**2.4.1. Option-Implied Volatilities for Equity Indexes **

Option-implied volatilities for headline equity indexes are calculated using the methodology in
Carr and Madan (1998) and Britten-Jones and Neuberger (2000). For each underlying index,
implied volatility is calculated as a weighted average of the price of put and call options that expire
in more than 23 days but less than 37 days. The weight assigned to each option depends on its
strike and its maturity, and is intended to generate a portfolio of options that isolates the expected
volatility of the underlying equity index at the 30-day horizon (see Carr and Madan, 1998; and
Britten-Jones and Neuberger, 2000).^{12}

Option-implied volatilities are available for headline equity indexes of the following countries:

the United States (S&P 500), Germany (DAX 30), Japan (Nikkei 225), the United Kingdom (FTSE 100), Switzerland (SMI), the Netherlands (AEX 25), and France (CAC 100).

Implied-volatility is also available for the euro area (Euro Stoxx 50). The U.S. option-implied

12 Option-implied volatilities are also available at horizons other than 30 days. For example, the S&P 500 VIX Short-Term Futures Exchange Traded Notes (ticker: VXX) is similar to the VIX, the S&P 500 option-implied volatility, but with a 9-day horizon.

volatility, the VIX, is perhaps the most popular derivative-implied risk measure and is frequently used by researchers and market participants to gauge fear or uncertainty with respect to the U.S.
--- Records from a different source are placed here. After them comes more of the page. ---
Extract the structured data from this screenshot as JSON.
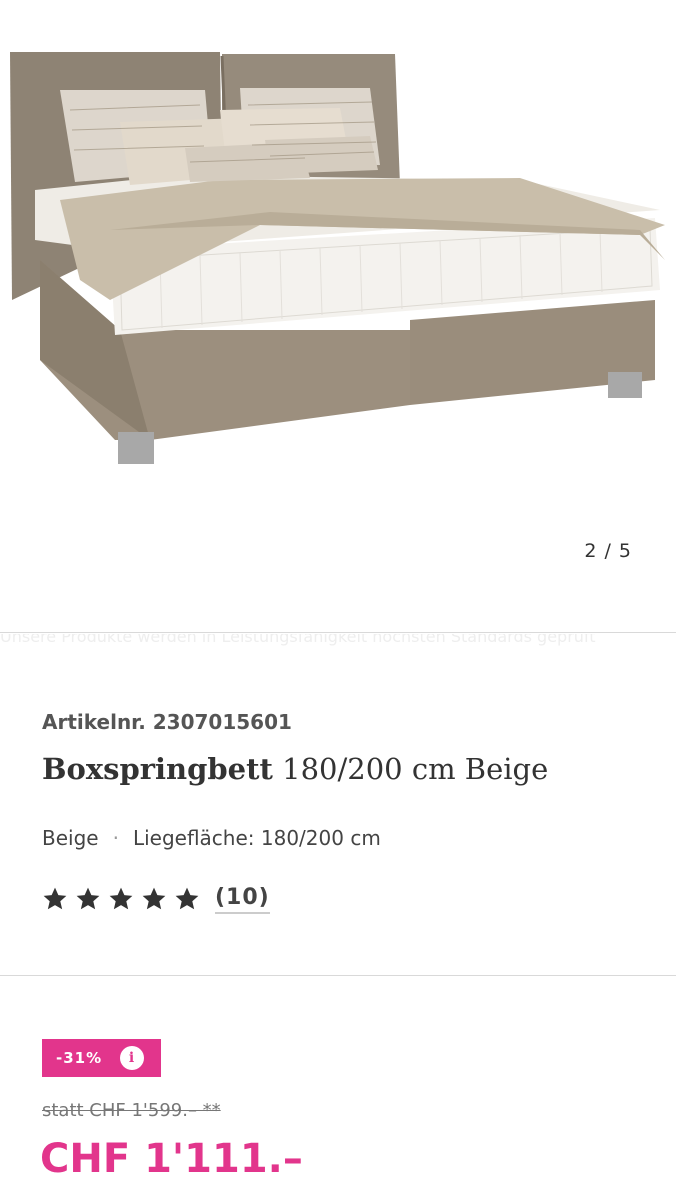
{
  "gallery": {
    "image_alt": "Boxspringbett in Beige",
    "counter": "2 / 5",
    "ghost_text": "Unsere Produkte werden in Leistungsfähigkeit höchsten Standards geprüft"
  },
  "product": {
    "article_number": "Artikelnr. 2307015601",
    "title_bold": "Boxspringbett",
    "title_rest": " 180/200 cm Beige",
    "variant_color": "Beige",
    "variant_separator": "·",
    "variant_size": "Liegefläche: 180/200 cm",
    "rating": {
      "stars": 5,
      "max": 5,
      "count_label": "(10)"
    }
  },
  "pricing": {
    "discount_label": "-31%",
    "info_label": "i",
    "old_price": "statt CHF 1'599.– **",
    "new_price": "CHF 1'111.–",
    "accent_color": "#e2358c"
  }
}
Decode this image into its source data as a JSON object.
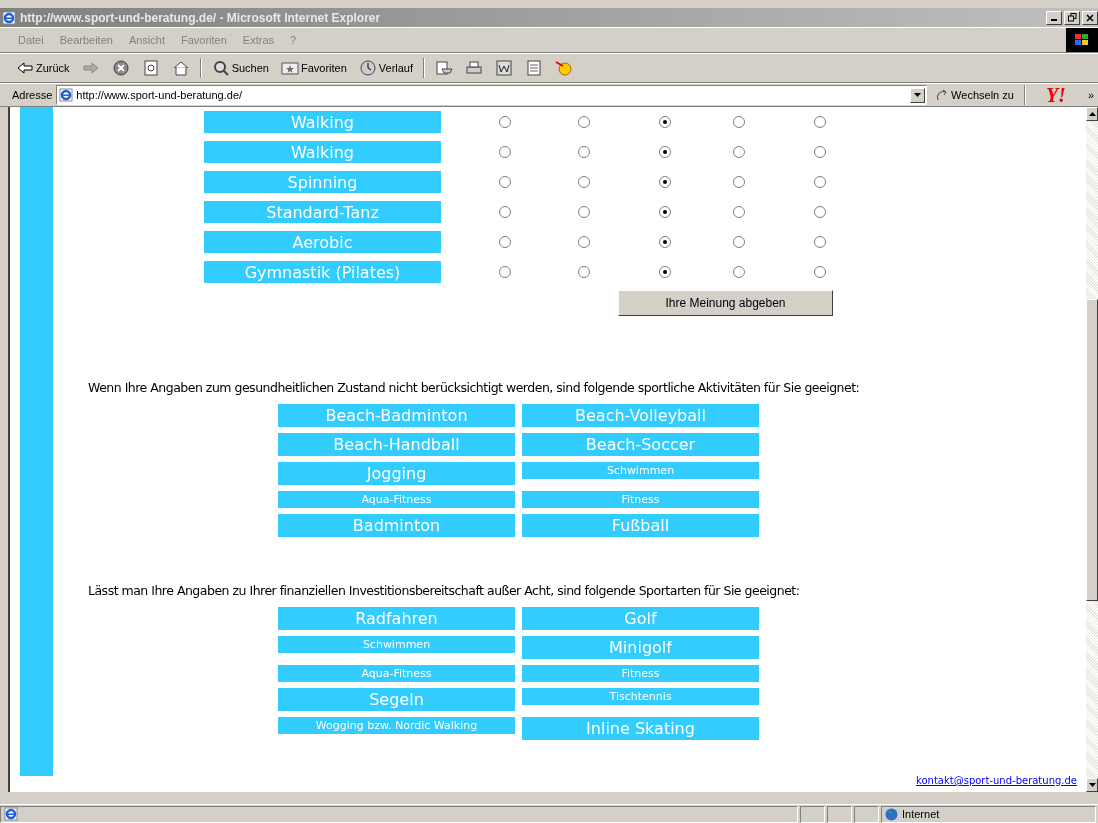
{
  "window": {
    "title": "http://www.sport-und-beratung.de/ - Microsoft Internet Explorer"
  },
  "menu": [
    "Datei",
    "Bearbeiten",
    "Ansicht",
    "Favoriten",
    "Extras",
    "?"
  ],
  "toolbar": [
    {
      "kind": "back",
      "label": "Zurück"
    },
    {
      "kind": "forward"
    },
    {
      "kind": "stop"
    },
    {
      "kind": "refresh"
    },
    {
      "kind": "home"
    },
    {
      "kind": "search",
      "label": "Suchen"
    },
    {
      "kind": "favorites",
      "label": "Favoriten"
    },
    {
      "kind": "history",
      "label": "Verlauf"
    },
    {
      "kind": "mail"
    },
    {
      "kind": "print"
    },
    {
      "kind": "edit"
    },
    {
      "kind": "discuss"
    },
    {
      "kind": "messenger"
    }
  ],
  "address": {
    "label": "Adresse",
    "value": "http://www.sport-und-beratung.de/",
    "go": "Wechseln zu",
    "logo": "Y!",
    "more": "»"
  },
  "ratings": [
    {
      "label": "Walking",
      "options": [
        {
          "selected": false
        },
        {
          "selected": false
        },
        {
          "selected": true
        },
        {
          "selected": false
        },
        {
          "selected": false
        }
      ]
    },
    {
      "label": "Walking",
      "options": [
        {
          "selected": false
        },
        {
          "selected": false
        },
        {
          "selected": true
        },
        {
          "selected": false
        },
        {
          "selected": false
        }
      ]
    },
    {
      "label": "Spinning",
      "options": [
        {
          "selected": false
        },
        {
          "selected": false
        },
        {
          "selected": true
        },
        {
          "selected": false
        },
        {
          "selected": false
        }
      ]
    },
    {
      "label": "Standard-Tanz",
      "options": [
        {
          "selected": false
        },
        {
          "selected": false
        },
        {
          "selected": true
        },
        {
          "selected": false
        },
        {
          "selected": false
        }
      ]
    },
    {
      "label": "Aerobic",
      "options": [
        {
          "selected": false
        },
        {
          "selected": false
        },
        {
          "selected": true
        },
        {
          "selected": false
        },
        {
          "selected": false
        }
      ]
    },
    {
      "label": "Gymnastik (Pilates)",
      "options": [
        {
          "selected": false
        },
        {
          "selected": false
        },
        {
          "selected": true
        },
        {
          "selected": false
        },
        {
          "selected": false
        }
      ]
    }
  ],
  "submit": "Ihre Meinung abgeben",
  "sections": [
    {
      "text": "Wenn Ihre Angaben zum gesundheitlichen Zustand nicht berücksichtigt werden, sind folgende sportliche Aktivitäten für Sie geeignet:",
      "items": [
        {
          "label": "Beach-Badminton",
          "kind": "large"
        },
        {
          "label": "Beach-Volleyball",
          "kind": "large"
        },
        {
          "label": "Beach-Handball",
          "kind": "large"
        },
        {
          "label": "Beach-Soccer",
          "kind": "large"
        },
        {
          "label": "Jogging",
          "kind": "large"
        },
        {
          "label": "Schwimmen",
          "kind": "small"
        },
        {
          "label": "Aqua-Fitness",
          "kind": "small"
        },
        {
          "label": "Fitness",
          "kind": "small"
        },
        {
          "label": "Badminton",
          "kind": "large"
        },
        {
          "label": "Fußball",
          "kind": "large"
        }
      ]
    },
    {
      "text": "Lässt man Ihre Angaben zu Ihrer finanziellen Investitionsbereitschaft außer Acht, sind folgende Sportarten für Sie geeignet:",
      "items": [
        {
          "label": "Radfahren",
          "kind": "large"
        },
        {
          "label": "Golf",
          "kind": "large"
        },
        {
          "label": "Schwimmen",
          "kind": "small"
        },
        {
          "label": "Minigolf",
          "kind": "large"
        },
        {
          "label": "Aqua-Fitness",
          "kind": "small"
        },
        {
          "label": "Fitness",
          "kind": "small"
        },
        {
          "label": "Segeln",
          "kind": "large"
        },
        {
          "label": "Tischtennis",
          "kind": "small"
        },
        {
          "label": "Wogging bzw. Nordic Walking",
          "kind": "small"
        },
        {
          "label": "Inline Skating",
          "kind": "large"
        }
      ]
    }
  ],
  "contact": "kontakt@sport-und-beratung.de",
  "status": {
    "zone": "Internet"
  }
}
equity market and even with respect to global equity markets. Although there has been extensive research on the usefulness of the VIX as a tool to monitor equity and other financial asset markets, its informational content is often misunderstood and abused. The VIX and equivalent measures for foreign equity markets are formally defined as the risk-neutral expectation of the volatility of the equity index over the next 30 days.

While analogous measures for longer horizons are also available, the 30-day measure is the most widely used because of the relatively high liquidity for the options around this horizon. This relatively short horizon implies that this index likely does not capture expected volatility beyond the 30-day horizon, and this short horizon could be one possible driver of the discrepancy between the low readings of the VIX observed in early 2017 and the higher perceived policy uncertainty at that time.

Next, we briefly discuss longer-horizon financial volatility measures. Variance swap contracts
with maturities ranging from one month to two years are traded as over-the-counter assets.^{13}
Variance swap contracts allow us to examine the expectations of changes in market volatility
beyond the 30 days captured by the VIX. In comparison with the VIX, variance swaps rose less
during the global financial crisis; however, they did not return to their pre-crisis levels as rapidly.

Variance swap levels seem to follow a pattern more similar to a macroeconomic uncertainty index, such as the EPU index. For examples of use of these contracts in research see Dew-Becker, Giglio, Le, and Rodriguez (2017), Amengual and Xiu (2017), and Ait-Sahalia, Karaman, and Mancini (2014), among others.

Figure 11 shows the time series for the VIX (the black line) between January 2005 and May 2017.

Also shown are the equivalent option-implied volatility measures for the headline equity indexes

Also shown are the equivalent option-implied volatility measures for the headline equity indexes